From Coral Gables to Little Haiti, we’ve mapped out Miami’s top neighborhoods.

Coconut Grove Though much of the Grove’s bohemian 1960’s feel has succumbed to overdevelopment, the area has retained a mellow groove. Check out the Saturday morning Farmers’ Market on Grand Avenue.

Downtown The business and commercial heart of Miami is a clash of cultures: office buildings frame the stores of Flagler Street, a retail strip that’s straight out of Latin America.

Miami Beach South Beach has evolved from a sleepy retirement community to Glitter Gulch, but the Beach still has its depth: the kosher restaurants along 41st Street, the Art Deco grandes dames on Collins, and the surfers to the south.

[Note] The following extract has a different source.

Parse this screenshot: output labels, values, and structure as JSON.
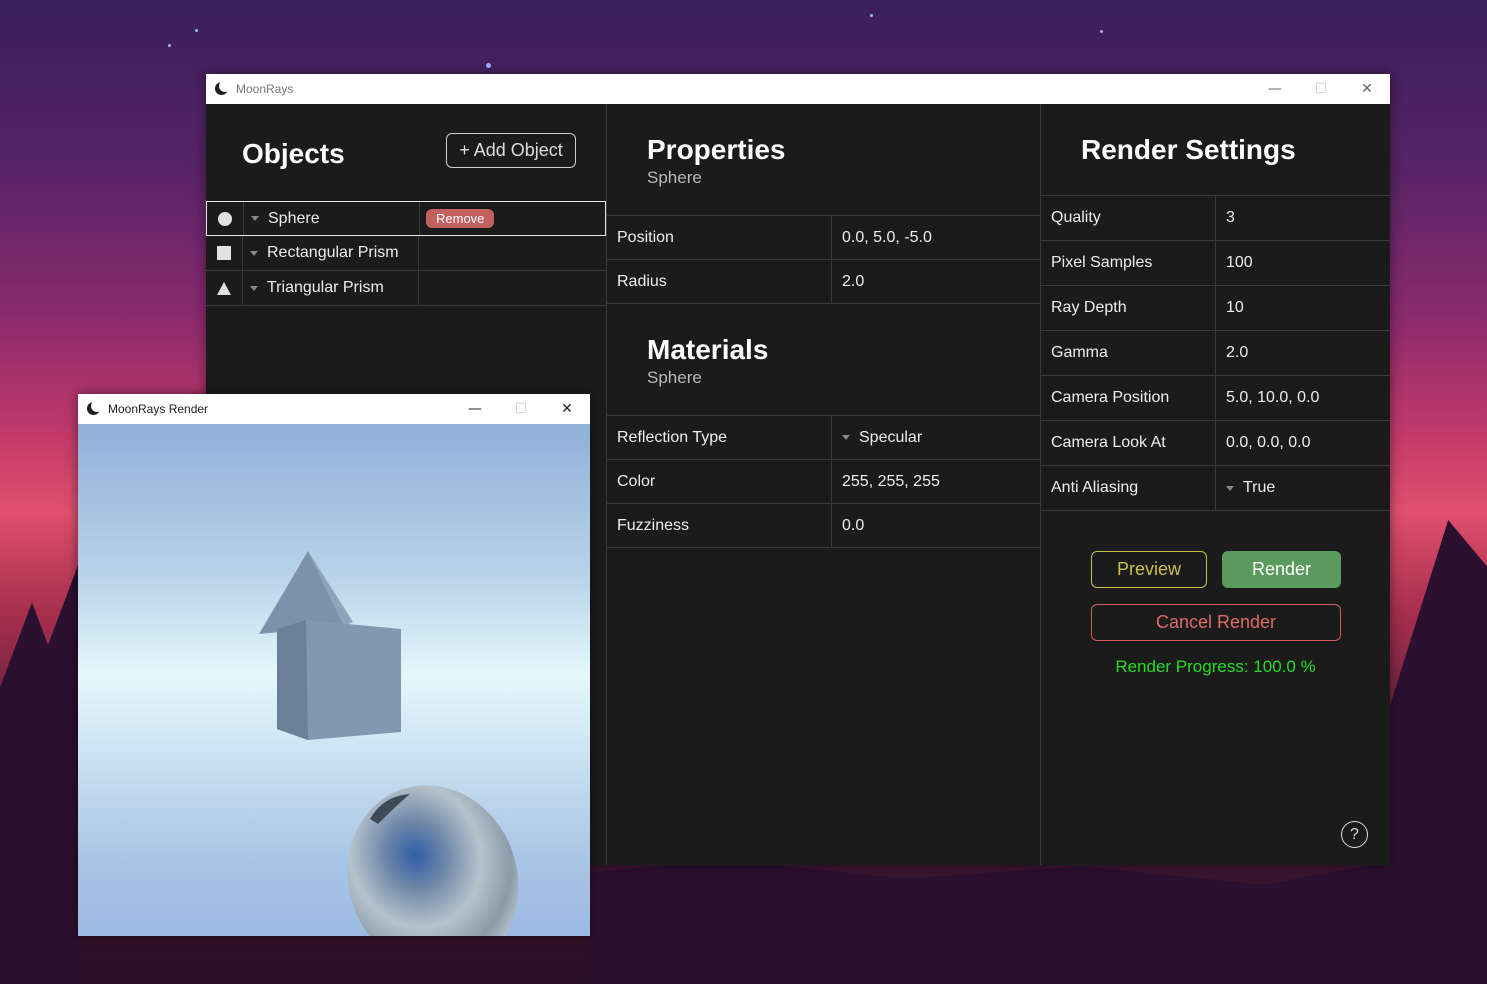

Key Biscayne Set in the waters off downtown Miami, this island has the city’s best beaches and an old-school vibe that recalls the golden era of the Sunshine State.

Wynwood Formerly hardscrabble, now a haven for the young and cultivated, Wynwood is filled with private museums, galleries, and performance spaces. Drop by on the second Saturday of every month for opening nights at area galleries.

Little Havana Southwest Eighth Street, or Calle Ocho, is a bit slick nowadays, but you’ll still find hand-rolled cigars, churros, and classic guanabana ice cream in the neighborhood shops.

Little Haiti In the last few years, this neighborhood of botanicas (a cross between an apothecary and mini-market) and street vendors has taken on a trendy edge, thanks to a handful of studiously alternative record shops and hip restaurants.

Coral Gables A manicured Pleasantville (think Connecticut gone tropical), known for its lush gardens and early-20th-century landmarks.